Today was “day 1” for the NFL draft–the first 32 college players are selected by NFL teams at an event at Radio City Music Hall in NYC. No passes are thrown, no game played. Many of these players will ride the pine this fall and winter during the 2009-10 NFL season. Another set will get hurt or won’t make the grade, prior to making any material impact on their teams. And some will in fact break-through, but we won’t know this for years.
In reality, Draft Day is a professional, grown-up version of children choosing kick-ball teams on playgrounds. But the execution is amazing. There’s lots of money at stake: 1st round players will be under contract to earn more than $400M in a few months. There’s intrigue–teams trading or not trading, moves up, moves down. And it’s easy to follow along at home, with things like Mock Drafts, and 24/7 coverage on SportsCenter.
All in all, the NFL has shown why it has grown to be the top dog sports business in the USA. As a business person and marketing person, I’ve got to take my hats off to the NFL.
Given all this, I find it useful to reflect on the amazing, masterful job the NFL does in driving excitement and interest in their core fan base. It is hard to imagine any other business or franchise putting together the same level of excitement or interest based on something less immediate. Imagine early national party presidential candidate debates times about 10.
Filed under business, sports
Last night my family and I were grabbing an early dinner at the Creamery in Palo Alto. At the adjacent table, hosting what looked to be a small recruiting dinner, was Stanford Head Football Coach Jim Harbaugh. Now, as a lifelong Pittsburgh Steelers fan, I recognized him first and foremost as the quarterback who darn near ended the Steelers’ run to Super Bowl XXX in 1995. He was a fierce, classy, and determined competitor then, and with Stanford’s defeat of USC last season, those traits obviously have remained.

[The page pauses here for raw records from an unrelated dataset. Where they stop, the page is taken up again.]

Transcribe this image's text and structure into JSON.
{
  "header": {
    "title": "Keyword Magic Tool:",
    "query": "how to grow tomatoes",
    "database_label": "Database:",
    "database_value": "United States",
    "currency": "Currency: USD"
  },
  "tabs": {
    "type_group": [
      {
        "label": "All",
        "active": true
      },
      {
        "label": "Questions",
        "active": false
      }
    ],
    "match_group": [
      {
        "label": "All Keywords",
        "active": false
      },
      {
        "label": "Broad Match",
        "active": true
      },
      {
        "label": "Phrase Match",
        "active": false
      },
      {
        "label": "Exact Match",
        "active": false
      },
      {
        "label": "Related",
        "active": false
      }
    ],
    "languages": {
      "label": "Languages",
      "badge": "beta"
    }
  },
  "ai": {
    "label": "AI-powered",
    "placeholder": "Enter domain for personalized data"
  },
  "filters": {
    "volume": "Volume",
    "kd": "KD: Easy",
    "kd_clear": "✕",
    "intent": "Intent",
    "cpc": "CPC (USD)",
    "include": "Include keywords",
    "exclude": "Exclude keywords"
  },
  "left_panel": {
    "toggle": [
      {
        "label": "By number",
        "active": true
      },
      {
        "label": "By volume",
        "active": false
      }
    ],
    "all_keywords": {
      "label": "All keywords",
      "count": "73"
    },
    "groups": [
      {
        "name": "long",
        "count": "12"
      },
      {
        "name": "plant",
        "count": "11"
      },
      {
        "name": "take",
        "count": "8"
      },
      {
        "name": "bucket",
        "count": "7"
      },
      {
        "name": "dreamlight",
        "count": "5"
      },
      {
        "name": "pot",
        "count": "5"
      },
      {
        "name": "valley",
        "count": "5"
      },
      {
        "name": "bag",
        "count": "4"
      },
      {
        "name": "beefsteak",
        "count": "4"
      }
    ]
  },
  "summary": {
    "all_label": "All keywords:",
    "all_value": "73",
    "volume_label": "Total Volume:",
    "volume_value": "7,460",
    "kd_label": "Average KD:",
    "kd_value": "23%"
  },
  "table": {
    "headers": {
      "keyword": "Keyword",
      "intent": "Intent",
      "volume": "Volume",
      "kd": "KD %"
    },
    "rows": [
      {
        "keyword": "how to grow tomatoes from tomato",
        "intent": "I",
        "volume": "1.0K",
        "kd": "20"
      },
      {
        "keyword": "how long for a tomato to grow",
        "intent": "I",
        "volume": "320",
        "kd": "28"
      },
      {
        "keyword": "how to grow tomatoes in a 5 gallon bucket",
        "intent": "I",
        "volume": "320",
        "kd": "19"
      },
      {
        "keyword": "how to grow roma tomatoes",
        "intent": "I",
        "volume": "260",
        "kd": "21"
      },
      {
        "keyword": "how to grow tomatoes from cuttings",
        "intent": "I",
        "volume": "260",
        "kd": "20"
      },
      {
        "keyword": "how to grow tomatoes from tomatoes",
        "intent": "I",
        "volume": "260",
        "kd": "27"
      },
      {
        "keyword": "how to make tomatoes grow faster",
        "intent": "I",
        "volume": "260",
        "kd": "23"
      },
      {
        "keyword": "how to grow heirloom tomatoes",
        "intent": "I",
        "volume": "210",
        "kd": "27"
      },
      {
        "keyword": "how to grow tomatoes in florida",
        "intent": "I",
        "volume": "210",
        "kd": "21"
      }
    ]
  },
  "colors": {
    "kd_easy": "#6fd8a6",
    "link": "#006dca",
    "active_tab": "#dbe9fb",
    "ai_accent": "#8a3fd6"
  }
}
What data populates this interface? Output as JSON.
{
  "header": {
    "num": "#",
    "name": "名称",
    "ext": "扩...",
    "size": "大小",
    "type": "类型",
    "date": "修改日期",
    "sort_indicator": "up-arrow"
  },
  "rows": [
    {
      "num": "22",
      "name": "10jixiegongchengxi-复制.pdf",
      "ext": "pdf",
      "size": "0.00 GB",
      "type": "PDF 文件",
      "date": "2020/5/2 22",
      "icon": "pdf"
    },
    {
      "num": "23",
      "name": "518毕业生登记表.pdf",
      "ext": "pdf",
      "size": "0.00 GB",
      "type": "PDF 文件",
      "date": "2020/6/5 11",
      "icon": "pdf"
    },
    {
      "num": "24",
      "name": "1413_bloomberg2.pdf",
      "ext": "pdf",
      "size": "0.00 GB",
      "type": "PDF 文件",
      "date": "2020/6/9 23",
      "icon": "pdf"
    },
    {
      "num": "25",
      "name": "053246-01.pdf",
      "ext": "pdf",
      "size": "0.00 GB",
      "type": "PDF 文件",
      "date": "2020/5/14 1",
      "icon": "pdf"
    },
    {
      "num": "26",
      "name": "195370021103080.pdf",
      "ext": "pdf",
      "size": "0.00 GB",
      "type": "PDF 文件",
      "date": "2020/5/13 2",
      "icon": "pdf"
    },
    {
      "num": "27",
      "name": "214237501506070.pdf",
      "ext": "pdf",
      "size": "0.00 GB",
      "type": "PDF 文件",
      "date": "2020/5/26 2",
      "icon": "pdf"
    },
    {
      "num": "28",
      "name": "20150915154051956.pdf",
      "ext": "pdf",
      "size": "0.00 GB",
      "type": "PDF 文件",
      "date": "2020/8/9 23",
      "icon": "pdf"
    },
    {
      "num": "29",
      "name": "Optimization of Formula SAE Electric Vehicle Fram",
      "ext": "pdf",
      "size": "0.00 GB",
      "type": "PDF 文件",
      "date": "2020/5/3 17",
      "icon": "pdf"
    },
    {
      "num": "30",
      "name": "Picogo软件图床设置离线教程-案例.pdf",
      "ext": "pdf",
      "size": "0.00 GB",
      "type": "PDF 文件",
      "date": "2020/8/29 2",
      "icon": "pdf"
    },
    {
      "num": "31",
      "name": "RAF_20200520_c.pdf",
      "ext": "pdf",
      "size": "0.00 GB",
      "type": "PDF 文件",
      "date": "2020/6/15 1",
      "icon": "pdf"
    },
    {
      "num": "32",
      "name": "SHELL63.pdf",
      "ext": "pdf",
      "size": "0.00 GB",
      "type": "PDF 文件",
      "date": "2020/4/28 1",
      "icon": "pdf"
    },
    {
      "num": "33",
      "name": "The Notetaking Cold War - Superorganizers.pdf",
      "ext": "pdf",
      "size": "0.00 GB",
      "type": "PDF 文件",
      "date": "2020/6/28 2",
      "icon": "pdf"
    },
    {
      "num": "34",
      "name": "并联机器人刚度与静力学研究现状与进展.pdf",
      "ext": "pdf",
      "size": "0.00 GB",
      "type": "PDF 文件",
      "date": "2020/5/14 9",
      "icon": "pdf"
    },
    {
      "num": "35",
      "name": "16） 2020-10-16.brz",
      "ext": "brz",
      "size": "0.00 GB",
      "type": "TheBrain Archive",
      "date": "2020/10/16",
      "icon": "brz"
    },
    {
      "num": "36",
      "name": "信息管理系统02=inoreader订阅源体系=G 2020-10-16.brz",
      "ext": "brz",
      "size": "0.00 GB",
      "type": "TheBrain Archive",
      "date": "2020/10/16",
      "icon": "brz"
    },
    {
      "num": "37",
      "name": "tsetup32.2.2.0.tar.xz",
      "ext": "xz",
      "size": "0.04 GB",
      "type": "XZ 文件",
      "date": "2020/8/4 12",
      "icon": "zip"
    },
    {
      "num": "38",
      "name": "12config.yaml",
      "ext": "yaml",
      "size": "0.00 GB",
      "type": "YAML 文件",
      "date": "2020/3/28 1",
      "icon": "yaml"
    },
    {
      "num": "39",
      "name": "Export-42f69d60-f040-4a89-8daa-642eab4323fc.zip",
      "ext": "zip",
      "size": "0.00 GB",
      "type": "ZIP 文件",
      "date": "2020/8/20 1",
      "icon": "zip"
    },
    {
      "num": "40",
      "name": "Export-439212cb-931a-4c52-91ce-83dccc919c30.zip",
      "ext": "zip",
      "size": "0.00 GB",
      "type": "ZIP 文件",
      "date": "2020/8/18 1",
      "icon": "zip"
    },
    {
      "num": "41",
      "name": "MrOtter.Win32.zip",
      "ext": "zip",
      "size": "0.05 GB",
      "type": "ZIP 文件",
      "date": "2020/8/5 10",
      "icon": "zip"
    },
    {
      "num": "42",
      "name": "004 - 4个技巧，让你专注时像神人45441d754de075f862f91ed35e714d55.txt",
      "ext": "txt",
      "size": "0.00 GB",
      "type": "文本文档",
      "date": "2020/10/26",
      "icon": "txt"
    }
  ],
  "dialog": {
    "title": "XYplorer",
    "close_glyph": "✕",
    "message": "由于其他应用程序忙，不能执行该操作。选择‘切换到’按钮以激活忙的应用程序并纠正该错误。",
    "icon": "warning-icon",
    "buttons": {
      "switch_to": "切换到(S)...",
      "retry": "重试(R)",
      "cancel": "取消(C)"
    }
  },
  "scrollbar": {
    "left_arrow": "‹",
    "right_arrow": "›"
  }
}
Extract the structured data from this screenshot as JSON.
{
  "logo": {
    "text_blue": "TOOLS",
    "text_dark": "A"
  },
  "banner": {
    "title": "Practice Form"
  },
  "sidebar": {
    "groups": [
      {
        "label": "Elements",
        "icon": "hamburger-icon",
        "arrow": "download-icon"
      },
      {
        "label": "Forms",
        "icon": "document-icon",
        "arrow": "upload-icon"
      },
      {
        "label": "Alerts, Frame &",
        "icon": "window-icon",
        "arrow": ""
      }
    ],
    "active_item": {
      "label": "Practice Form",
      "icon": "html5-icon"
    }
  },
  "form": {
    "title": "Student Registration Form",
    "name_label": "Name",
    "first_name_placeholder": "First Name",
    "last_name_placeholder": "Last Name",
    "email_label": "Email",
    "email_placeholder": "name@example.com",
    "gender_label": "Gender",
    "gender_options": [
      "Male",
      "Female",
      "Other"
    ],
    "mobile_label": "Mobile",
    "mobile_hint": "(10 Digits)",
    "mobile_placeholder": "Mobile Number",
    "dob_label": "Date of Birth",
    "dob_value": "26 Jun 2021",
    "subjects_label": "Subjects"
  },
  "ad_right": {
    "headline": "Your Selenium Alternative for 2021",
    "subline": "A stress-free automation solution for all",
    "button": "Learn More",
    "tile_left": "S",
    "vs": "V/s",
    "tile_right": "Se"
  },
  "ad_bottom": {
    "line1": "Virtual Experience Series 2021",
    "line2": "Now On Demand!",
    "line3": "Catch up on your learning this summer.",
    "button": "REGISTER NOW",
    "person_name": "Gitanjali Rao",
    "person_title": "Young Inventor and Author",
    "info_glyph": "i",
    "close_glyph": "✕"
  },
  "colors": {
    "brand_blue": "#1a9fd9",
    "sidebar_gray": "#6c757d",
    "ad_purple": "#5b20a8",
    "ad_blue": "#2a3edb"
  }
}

Anyway, by coincidence, we were walking out to the parking lot at roughly the same time. As I’ve got a 6 year old boy who’s gaining my love for Steelers football, I asked Coach Harbaugh if I could introduce him. What struck me was that when I did this Coach Harbaugh was literally in his car. He got out, said hello, and spoke to my wife, my kids and me for the better part of 10 minutes. He invited us to a football game, and flat out could not have been more courteous.
Often I hear about how the money and the exposure in college sports has killed what’s great about the NCAA. Coach Harbaugh is a great counter-example.
Thanks Coach Harbaugh, and go Cardinal in 2008-09!
Amen to this assessment–I’ve heard Gumbel 3 times during the season call games for the NFL Network. He doesn’t get a passing grade. His voice is weak and his knowledge of the game poor. Given the goals NFL Network is working to attain, they need to make a change on who anchors their game calling.
[From Gumbel Is Precisely the Problem for the NFL Network – New York Times]
Explorer, motorcyclist, daredevil.
“Concerning my purpose in life
I feel that God put me here
to do the best,
to live the best,
and to be the best
at what I’ve chosen to do
and I am trying to do that.
And when He’s ready,
He’ll take me —
A human being cannot ask for a better deal
After a rocky first quarter, the Steelers dominated the Seahawks. The EPSN reporter called the ‘Hawks defense “visibly exhausted” in the 4th quarter of the 21-0 skunking.
I love it.
The team had several high-profile injuries. To control the ball on offense as much as they did — they took their opening drive in the 3rd quater over 100 yards (with penalties) and chewed up over 10 minutes — was quite impressive. The D also was outstanding–the second half they allowed a single first down.
They should be able to get healthy with the bye week. Health and momentum on both sides of the ball: a recipe for success.
That’s right, the Steelers took it to the Eagles, trouncing them 27-13 in Pittsburgh. Sure, it’s pre-season and the Eagles are in the NFC. Still, as a Pittsburgher, it’s always nice to beat a team from Philadelphia.
The Steelers had 3 turnovers, 2 by veteran players (Roethlisberger throwing an interception and Parker fumbling at the goal line). This is a troubling data point from today’s game.
It’s great the team hung together and got the W. Still, keep an eye on turnovers. The starters need to take care of the football. It shouldn’t take all of camp to get the rust out on that.
ESPN.com – NFL – Recap
Say it ain’t so, Bus!
just faking that the injury happened on that short-yardage play. I had to fool the coaches and the team’s medical department into thinking the injury had occurred on that play. Otherwise, the Steelers would have had their reason to cut me and my salary.”
Business is business, I suppose, and his claim that the original injury occurred while playing for the Steelers does mitigate slightly. But boy does it read as unseemly.
The thing I don’t get is why he’d disclose this. He’ll sell a book, but it impacts his celebrity and announcer value. And it sounds just awful–beneath him. Not BUS-worthy.
ESPN – Bettis book: He ‘faked’ injury to avoid getting cut – NFL